In addition to their initial cheques, Australian venture capitalists are widely using SAFT (simple agreement for future tokens) contracts to ensure they can participate in future token sales. These contracts mirror the more common SAFE (simple agreement for future equity) provisions used by tech start-ups around the country.
The development of Web3 projects has exploded alongside the proliferation of non-fungible-token (NFT) technology, which gives unique identifiers to digital assets and tracks their provenance on a blockchain.
Web3 is often characterised by users owning and controlling their data, which they can then monetise.
For comparison, Web2 features gatekeeper platforms such as Google, Facebook or Amazon that persuade consumers to spend money in return for a digital service that mines their data.
“One great characteristic of Web3 is it is open source,” Mr Rice said. “Imagine if Amazon’s one-click shopping or the AI recommendation engine was open source, how much more competition and markets we’d have now.”
Still in its infancy, many Web3 projects have taken the form of video games where players buy in-game assets that they can own and trade, as well as earn currency while playing.
“Ownership of assets in a digital environment is a profound change to many business models,” Mr Barter said.
“Tokenomics changes the way value is distributed. It gives it back to the user who changes their behaviour, their spending, their allegiance to a product or service and develops a new kind of ‘hive mind’.”
Communities of connected people
By issuing tokens, rewarding players for their attention and giving them marketplaces to trade and barter these assets, Web3 businesses aim to build valuable communities of connected people, Mr Rice said.
King River Capital’s new fund aims to invest in Web3-related tokens, crypto infrastructure technologies, NFTs and related tools, DeFi (decentralised finance) protocols, metaverse and gaming businesses.
The firm has already invested in Immutable, a Sydney-based scaling solution that recently signed a deal with popular “memestock” Gamestop to build an NFT marketplace and launch its own $US100 million ($140 million) fund.

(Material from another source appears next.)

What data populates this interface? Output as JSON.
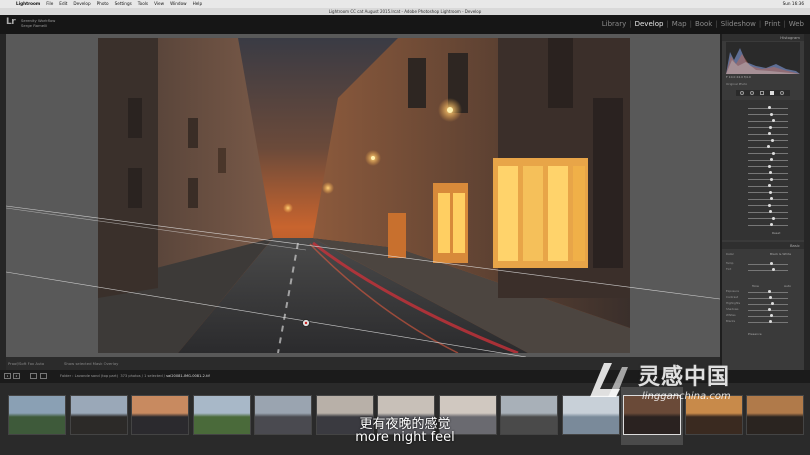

The fund also boasts investments in Discord, a widely used chat platform; FinClear, a local start-up building on the ASX’s distributed ledger; Splash, an AI-driven music game; and Paystand, a business-to-business payments company.
NFTs have dominated headlines in recent times as speculative investors pour into highly prized digital artworks that are minted to a blockchain. While Mr Barter said the core idea of artists solidifying ownership of their work in an immutable way was a breakthrough, the rampant speculation in NFT markets showed the immaturity of the industry.
“There’s an elite type of investor pouring money into digital art, and a lot of this is more status than art,” Mr Barter said.
“But the utility of NFTs will start to take hold soon and, undoubtedly, when interest rates move, the heat is going to start coming out of the market.”
Read full story on Financial Review